While Gene clings to the fantasy of a rescue, Dengler starts planning an escape within days of his arrival. He memorizes the schedules of the guards, dissects the layout of the camp down to its most minute details, and exploits the strengths and weaknesses of his fellow prisoners. After months of rehearsals and delays, the men make a violent play for freedom with only their tattered clothes and whatever they could grab from the camp’s weapons store. Dengler never relents in his optimism and resourcefulness, even as the fragile physical and mental states of Duane and Gene prove to be as perilous as the jungle terrain, which in its rainy season is more treacherous than any captor.

Considering Herzog’s impassioned documentaries on Kuwait (“Lessons Of Darkness”) and religious tolerance (“Wheel Of Time”), one would assume there’s an allegorical angle at play here, but “Rescue Dawn” isn’t a terribly political film—in fact, it isn’t one at all. This didn’t come as much of a surprise to me, as I’ve always regarded Herzog more of an observer than a commentator. Rather, what bothered me more was Herzog’s curious decision to streamline his main character as well: in the documentary, we learn that Dieter (who died five years ago) emigrated to the U.S. after fleeing Germany during WW2, where he became obsessed with becoming an American fighter pilot. He’d go on to fly bombing missions over Vietnam, escape from prison (pretty much as depicted here), and win the Medal Of Honour and the Navy Cross. The real-life Dieter, a bewitching contradiction of zen-like serenity and frenzied enthusiasm, is so much more endearing than Bale’s gung-ho lug, who seems to have been born to worship frosh week and “PT 109”.

With the Viet Cong functioning as “them”--anonymous baddies with about as much depth as “Assault On Precinct 13”s (the original) gang Street Thunder--the malnourished leads must carry the drama, with stoic Bale embodying charismatic resilience (and yet another dramatic weight loss) as Dieter, and little else. Zahn, nicely nuanced in Sean Astin mode, further secures his future as a reliable character actor unencumbered by vanity or method-y indulgence. By stark contrast, Jeremy Davies must’ve wandered into the jungle right from the set of “Solaris” in what-has-become his “official” screen persona--all lank hair and squinting eyes and loosey-goosey limb movements like Charles Manson on morphine (I wonder if Herzog ever fantasized about shooting him as he did Klaus Kinski).

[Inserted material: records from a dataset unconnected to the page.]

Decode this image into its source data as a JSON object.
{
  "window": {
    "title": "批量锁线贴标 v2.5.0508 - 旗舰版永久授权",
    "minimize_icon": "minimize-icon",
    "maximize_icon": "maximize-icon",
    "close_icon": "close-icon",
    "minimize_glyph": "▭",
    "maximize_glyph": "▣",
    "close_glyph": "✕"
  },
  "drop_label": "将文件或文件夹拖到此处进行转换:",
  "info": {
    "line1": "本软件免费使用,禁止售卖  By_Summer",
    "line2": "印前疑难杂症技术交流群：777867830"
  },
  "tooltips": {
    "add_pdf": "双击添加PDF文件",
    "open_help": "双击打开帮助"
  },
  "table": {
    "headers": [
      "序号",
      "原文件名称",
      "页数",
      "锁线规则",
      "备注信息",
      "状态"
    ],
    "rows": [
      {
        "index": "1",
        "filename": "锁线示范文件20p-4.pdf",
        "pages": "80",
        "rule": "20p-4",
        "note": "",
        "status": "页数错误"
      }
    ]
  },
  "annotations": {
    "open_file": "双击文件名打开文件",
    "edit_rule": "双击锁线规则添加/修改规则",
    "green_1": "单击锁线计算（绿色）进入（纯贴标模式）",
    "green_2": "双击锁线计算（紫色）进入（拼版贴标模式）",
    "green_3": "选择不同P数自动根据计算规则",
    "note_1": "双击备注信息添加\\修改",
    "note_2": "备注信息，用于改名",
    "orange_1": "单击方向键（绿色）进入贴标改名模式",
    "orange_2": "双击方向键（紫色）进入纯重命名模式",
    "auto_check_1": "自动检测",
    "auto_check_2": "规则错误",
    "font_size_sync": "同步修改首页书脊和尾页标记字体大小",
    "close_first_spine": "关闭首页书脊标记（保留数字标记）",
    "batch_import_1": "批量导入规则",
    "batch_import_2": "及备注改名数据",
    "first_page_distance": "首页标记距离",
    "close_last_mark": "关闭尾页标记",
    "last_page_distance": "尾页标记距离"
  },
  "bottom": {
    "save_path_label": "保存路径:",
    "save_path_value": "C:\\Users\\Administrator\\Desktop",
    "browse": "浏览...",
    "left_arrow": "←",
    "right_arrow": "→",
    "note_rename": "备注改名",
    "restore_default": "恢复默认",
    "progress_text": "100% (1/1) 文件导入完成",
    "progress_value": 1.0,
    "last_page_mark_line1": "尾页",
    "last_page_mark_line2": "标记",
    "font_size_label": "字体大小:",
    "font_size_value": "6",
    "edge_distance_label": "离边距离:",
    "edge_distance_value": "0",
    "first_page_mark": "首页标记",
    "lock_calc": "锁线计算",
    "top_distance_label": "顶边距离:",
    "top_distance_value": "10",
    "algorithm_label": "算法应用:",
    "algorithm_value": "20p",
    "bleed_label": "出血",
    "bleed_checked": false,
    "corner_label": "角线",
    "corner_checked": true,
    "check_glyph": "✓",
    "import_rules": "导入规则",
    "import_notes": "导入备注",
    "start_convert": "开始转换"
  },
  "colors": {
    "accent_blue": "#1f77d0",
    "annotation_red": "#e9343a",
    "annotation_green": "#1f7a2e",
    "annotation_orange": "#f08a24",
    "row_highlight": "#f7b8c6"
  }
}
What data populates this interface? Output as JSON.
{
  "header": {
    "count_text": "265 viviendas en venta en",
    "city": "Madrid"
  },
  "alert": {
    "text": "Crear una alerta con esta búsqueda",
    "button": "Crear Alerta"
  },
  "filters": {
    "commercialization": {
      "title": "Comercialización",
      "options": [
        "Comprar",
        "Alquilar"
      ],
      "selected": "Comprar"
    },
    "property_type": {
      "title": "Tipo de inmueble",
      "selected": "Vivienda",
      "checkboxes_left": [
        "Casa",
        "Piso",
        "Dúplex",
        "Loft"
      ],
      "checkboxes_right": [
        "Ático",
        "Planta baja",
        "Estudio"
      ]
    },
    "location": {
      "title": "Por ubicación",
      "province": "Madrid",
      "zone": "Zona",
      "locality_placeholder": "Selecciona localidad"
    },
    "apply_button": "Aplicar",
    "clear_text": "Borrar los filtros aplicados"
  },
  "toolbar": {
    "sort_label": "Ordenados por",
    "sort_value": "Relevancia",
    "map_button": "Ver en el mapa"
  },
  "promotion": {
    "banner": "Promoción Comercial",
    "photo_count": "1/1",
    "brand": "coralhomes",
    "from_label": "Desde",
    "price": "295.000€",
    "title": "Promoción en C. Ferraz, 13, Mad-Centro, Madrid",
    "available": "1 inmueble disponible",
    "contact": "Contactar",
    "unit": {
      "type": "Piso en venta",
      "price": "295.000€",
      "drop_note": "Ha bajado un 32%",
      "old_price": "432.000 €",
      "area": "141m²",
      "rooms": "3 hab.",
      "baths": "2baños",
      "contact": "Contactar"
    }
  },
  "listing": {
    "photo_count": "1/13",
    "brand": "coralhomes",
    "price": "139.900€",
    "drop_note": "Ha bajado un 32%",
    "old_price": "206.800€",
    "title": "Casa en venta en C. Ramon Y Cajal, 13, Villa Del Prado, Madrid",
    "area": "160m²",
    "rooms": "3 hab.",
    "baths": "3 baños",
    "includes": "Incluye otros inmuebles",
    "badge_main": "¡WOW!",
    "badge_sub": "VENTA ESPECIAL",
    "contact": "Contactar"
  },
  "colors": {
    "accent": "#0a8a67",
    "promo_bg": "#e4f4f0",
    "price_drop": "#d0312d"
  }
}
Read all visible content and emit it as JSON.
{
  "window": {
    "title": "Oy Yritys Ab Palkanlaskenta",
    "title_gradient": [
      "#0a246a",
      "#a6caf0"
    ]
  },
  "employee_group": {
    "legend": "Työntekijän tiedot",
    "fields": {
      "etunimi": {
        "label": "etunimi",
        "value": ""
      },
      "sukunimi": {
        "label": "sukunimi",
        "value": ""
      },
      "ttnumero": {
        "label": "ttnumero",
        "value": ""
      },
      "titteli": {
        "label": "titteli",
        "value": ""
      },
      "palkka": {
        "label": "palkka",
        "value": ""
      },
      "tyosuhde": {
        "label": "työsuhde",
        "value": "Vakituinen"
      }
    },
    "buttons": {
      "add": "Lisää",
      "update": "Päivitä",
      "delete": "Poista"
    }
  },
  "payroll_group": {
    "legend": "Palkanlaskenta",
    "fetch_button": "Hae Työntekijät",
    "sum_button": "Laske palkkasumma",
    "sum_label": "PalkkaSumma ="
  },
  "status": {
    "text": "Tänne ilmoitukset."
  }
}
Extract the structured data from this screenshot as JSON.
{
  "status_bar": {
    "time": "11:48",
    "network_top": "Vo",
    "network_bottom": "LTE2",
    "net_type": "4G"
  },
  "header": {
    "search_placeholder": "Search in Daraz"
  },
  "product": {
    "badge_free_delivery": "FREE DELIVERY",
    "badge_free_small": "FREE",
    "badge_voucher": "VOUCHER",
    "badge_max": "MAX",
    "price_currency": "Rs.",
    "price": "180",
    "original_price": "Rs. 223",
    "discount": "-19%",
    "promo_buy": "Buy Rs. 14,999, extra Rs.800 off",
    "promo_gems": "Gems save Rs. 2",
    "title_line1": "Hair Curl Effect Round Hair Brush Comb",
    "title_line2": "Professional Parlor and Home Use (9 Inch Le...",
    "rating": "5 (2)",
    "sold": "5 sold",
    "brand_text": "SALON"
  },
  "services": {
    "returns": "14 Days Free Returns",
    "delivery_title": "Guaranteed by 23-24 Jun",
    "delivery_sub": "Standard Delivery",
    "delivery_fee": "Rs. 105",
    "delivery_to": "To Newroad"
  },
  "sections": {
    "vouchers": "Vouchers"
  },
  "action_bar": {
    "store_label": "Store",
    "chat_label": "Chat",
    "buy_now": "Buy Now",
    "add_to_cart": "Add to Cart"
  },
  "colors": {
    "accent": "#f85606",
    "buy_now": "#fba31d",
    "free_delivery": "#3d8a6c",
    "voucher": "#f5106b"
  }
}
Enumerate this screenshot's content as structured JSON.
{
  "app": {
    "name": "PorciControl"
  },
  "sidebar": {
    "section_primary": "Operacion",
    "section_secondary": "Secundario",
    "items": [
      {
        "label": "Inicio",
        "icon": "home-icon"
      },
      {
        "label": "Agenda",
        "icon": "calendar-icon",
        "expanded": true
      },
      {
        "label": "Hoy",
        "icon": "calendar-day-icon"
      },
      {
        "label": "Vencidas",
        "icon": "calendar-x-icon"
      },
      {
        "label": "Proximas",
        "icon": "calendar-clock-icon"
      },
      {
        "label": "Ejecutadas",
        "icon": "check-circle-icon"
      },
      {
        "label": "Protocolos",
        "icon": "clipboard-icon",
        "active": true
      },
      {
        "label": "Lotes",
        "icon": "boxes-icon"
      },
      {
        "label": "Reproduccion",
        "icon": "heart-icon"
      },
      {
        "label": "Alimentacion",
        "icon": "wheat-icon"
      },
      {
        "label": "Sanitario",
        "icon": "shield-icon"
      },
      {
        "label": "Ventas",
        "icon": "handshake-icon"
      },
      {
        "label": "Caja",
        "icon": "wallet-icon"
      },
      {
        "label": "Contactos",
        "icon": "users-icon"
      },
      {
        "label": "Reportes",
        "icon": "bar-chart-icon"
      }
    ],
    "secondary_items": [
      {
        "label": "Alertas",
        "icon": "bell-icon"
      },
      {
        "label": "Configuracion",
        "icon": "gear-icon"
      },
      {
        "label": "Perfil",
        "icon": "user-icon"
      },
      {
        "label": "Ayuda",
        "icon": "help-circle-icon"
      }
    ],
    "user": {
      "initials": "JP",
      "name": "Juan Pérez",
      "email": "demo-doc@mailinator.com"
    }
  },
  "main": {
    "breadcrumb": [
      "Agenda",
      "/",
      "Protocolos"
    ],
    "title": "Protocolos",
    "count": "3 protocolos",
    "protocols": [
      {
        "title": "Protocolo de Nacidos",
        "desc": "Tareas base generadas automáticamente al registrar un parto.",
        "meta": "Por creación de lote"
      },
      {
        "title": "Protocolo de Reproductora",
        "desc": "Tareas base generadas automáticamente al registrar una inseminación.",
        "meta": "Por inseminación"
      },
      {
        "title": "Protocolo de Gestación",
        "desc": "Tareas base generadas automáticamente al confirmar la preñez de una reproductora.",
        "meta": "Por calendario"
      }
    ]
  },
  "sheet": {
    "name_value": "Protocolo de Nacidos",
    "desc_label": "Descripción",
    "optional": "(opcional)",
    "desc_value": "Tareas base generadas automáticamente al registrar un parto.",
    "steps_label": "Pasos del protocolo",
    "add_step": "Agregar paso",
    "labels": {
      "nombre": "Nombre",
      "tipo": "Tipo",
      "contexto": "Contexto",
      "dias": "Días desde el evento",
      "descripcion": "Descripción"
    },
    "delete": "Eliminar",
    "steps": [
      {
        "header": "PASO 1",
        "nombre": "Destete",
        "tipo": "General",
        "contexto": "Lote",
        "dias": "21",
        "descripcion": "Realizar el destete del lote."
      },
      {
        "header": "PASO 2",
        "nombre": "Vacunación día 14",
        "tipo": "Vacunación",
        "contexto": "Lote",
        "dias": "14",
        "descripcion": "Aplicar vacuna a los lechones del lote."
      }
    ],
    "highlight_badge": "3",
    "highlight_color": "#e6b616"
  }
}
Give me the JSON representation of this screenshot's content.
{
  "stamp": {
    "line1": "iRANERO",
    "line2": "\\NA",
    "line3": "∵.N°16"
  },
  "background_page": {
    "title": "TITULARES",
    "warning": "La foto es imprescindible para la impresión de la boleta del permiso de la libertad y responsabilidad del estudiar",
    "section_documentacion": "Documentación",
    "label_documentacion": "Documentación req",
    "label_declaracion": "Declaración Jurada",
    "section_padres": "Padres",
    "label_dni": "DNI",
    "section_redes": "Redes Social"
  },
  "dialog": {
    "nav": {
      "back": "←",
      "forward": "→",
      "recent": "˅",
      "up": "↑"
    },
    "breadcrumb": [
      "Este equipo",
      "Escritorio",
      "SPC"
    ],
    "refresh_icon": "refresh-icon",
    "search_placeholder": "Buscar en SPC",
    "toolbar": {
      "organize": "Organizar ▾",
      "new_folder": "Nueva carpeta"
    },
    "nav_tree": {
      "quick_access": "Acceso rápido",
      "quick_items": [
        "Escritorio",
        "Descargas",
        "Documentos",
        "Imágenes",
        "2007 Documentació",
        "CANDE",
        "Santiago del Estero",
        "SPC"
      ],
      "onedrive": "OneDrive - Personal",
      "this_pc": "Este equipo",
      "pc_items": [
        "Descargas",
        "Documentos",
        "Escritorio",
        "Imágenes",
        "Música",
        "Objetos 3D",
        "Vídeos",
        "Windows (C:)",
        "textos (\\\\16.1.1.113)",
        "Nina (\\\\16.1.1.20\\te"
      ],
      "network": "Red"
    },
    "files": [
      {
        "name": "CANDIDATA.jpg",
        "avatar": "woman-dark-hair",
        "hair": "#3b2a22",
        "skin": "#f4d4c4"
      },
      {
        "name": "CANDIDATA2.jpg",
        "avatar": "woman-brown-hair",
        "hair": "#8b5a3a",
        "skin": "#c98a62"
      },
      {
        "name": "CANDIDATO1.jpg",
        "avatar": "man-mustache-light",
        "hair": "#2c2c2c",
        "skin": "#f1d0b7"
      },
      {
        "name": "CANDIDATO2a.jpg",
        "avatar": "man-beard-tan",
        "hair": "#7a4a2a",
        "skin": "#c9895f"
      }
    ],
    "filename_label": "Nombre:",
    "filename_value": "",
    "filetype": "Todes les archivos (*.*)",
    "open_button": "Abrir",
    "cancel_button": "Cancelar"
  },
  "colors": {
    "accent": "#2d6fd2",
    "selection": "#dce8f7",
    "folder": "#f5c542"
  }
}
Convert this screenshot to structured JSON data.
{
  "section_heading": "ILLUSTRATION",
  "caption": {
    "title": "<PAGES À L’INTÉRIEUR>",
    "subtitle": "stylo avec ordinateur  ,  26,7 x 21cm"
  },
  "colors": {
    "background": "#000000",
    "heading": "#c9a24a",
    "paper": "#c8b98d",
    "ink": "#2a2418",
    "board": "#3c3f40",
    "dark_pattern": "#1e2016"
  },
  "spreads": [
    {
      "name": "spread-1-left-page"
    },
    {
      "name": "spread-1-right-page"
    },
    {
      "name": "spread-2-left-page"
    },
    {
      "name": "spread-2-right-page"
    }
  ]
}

Herzog has always found poetry in the horrible, the apocalyptic, and the doomed, so it’s no surprise that the tense and unflinching “Rescue Dawn” is beautifully shot and scored, and perhaps destined to be no more than a future relic from a rare period in which he was not looking to subvert or deconstruct. In his intro, the filmmaker (visibly saddened by the loss of his mother that very day) lauded his subject (whose widow and son were in the audience) as an embodiment of everything he admires about the American spirit (something that will surely irk his leftist admirers) and while Herzog the accidental LA-player has given his friend a fine tribute—the remote German captured him first, and best.

-Robert J. Lewis